Many readers were already aware of his travels across Europe and America which had received wide media coverage. He had spoken at large gatherings in halls and churches, in smaller halls, fashionable salons and socially disadvantaged backgrounds. Among her admirers on both sides of the Irish Sea were three remarkable Irish women. While in London, ‘Abdu’l Bahá was a guest of Lady Blomfield, a distinguished Bahá’í from Great Britain.
She helped with ‘Abdu’l-Baha’s itinerary and was responsible for publishing some of his speeches. Lady Blomfield was born Sara Louisa Ryan in fairly modest circumstances in 1859 in Borrisoleigh, Co. Tipperary and married the English aristocracy. According to a friend, she never lost her wit or Irish accent. Sara has become a longtime admirer of ‘Abdu’l Bahá and an accomplished writer and humanitarian. She was a supporter of Home Rule and, during World War I, served in field hospitals in France. She then played a key role in founding the Save the Children Fund and campaigned for the adoption of the Geneva Declaration of the Rights of the Child by the League of Nations.
Margaret Cousins, of Boyle in Co Roscommon and founding member of the Women’s Franchise League, also took an interest in ‘Abdu’l Bahá. She had the distinction of being imprisoned in Ireland, England and India for her suffragette activities.
In their forties, Margaret and her husband, writer and poet James Cousins, moved to India to work with the director of the Theosophical Society, Annie Besant. Margaret founded the influential All India Woman’s Conference in 1927 to promote the education of women and children. She told her diary that she had been “one of Ireland’s earliest readers” of the life and words of Abdu’l-Baha. When she came to the Holy Land in 1932, she visited the house and prison of ‘Abdu’l-Baha who had died a few years earlier. Another leader of the suffragist movement in Ireland (and also in Great Britain) was Charlotte Despard. Although an Englishwoman of Irish descent, Charlotte considered herself Irish and was related to ‘Abdul-Bahá during her stay in London in early 1913.
His writings from this period show a deep interest in Abdu’l Bahá’s teachings on the unity of humanity and religions. Charlotte moved to live permanently in Ireland in 1921.
There were few more colorful figures in Dublin than Charlotte at this time – fighting for women’s suffrage, Irish independence, and a host of other causes.
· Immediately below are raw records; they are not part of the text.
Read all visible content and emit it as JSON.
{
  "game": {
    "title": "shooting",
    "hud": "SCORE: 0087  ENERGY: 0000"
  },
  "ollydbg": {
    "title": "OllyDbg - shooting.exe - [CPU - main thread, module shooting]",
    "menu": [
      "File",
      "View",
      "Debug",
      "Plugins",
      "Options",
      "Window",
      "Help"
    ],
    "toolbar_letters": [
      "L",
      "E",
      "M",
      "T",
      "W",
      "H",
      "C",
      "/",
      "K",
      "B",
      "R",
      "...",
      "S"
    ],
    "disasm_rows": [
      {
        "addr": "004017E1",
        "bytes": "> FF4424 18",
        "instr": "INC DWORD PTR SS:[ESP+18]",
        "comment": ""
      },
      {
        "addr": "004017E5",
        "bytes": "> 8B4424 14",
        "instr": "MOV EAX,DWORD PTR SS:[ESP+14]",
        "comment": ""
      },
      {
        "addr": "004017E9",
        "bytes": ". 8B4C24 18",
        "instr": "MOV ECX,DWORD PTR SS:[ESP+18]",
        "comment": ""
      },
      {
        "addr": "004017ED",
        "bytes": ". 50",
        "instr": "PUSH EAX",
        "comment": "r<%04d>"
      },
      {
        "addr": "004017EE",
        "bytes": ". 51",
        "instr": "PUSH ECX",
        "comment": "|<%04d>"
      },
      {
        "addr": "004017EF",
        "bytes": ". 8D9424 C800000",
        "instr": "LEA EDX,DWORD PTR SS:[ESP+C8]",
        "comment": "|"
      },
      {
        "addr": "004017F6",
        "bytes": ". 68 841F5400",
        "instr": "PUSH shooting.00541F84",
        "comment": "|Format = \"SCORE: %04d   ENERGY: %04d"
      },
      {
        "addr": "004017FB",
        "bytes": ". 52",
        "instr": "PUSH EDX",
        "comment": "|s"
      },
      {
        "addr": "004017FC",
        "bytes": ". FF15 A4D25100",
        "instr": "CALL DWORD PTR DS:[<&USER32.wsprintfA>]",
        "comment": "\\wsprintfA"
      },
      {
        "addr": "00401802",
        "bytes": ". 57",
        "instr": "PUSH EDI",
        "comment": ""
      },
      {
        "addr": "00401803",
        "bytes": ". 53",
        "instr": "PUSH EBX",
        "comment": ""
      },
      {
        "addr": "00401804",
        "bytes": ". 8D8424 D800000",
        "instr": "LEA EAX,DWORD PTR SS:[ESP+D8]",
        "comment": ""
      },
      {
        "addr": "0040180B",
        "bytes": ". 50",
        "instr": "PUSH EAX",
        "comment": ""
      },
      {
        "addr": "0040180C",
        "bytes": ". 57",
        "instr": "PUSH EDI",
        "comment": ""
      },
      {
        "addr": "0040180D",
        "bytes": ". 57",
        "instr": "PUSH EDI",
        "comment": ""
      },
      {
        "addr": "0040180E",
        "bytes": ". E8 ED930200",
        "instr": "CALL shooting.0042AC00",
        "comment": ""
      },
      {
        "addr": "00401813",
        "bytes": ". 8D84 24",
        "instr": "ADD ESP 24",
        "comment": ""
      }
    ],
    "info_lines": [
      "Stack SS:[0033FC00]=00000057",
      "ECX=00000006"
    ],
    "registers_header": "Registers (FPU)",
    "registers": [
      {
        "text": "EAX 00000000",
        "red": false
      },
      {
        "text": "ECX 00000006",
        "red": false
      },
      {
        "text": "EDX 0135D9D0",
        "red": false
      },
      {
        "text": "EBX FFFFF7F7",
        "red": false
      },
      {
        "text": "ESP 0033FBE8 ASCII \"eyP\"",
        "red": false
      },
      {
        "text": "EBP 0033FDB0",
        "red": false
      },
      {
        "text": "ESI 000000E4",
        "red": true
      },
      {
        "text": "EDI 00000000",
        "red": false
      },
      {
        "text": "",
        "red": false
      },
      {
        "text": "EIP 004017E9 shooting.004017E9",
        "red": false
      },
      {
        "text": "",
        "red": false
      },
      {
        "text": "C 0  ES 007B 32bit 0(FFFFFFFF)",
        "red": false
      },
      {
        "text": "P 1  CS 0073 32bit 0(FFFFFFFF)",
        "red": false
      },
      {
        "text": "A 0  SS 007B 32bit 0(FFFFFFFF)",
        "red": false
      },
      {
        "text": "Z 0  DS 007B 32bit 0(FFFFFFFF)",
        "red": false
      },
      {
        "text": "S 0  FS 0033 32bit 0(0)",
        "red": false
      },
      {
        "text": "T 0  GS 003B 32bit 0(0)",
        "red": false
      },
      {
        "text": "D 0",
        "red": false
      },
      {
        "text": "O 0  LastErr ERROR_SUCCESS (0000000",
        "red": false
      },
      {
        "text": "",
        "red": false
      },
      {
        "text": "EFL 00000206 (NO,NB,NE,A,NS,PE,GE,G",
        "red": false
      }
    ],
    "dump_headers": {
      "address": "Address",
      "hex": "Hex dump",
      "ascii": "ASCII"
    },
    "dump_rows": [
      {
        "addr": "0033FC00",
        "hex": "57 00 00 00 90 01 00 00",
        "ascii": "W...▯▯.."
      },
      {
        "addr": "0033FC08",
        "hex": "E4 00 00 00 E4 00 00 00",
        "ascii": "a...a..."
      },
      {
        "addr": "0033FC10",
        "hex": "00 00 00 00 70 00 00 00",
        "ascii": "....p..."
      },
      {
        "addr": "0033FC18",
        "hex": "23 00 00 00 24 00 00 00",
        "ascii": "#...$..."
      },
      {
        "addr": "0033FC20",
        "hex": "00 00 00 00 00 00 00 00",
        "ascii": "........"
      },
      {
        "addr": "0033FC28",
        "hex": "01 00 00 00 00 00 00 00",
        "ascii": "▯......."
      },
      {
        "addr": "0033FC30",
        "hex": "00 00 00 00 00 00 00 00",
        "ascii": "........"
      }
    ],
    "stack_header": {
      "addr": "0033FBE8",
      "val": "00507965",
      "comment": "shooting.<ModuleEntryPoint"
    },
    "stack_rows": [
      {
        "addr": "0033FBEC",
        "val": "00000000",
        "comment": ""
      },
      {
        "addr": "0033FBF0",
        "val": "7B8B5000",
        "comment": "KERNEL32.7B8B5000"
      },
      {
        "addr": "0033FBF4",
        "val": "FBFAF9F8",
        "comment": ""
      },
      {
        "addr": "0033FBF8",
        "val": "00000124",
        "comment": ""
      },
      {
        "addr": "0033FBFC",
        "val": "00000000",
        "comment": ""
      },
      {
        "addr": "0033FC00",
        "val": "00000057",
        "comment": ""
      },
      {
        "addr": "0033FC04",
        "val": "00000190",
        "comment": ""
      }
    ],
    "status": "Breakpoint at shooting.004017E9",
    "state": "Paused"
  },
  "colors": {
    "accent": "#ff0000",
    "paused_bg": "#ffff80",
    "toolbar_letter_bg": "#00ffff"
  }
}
During the War of Independence, she helped establish the League for the Defense of Women Prisoners to support Republican prisoners and forged a lasting friendship with Maud Gonne.
They were sometimes (sarcastically) referred to around Dublin as “Mad and Madam Desperate”. This month marks the centenary of the death of ‘Abdu’l Bahá and people around the world remember his life and work and the fascinating people who knew him.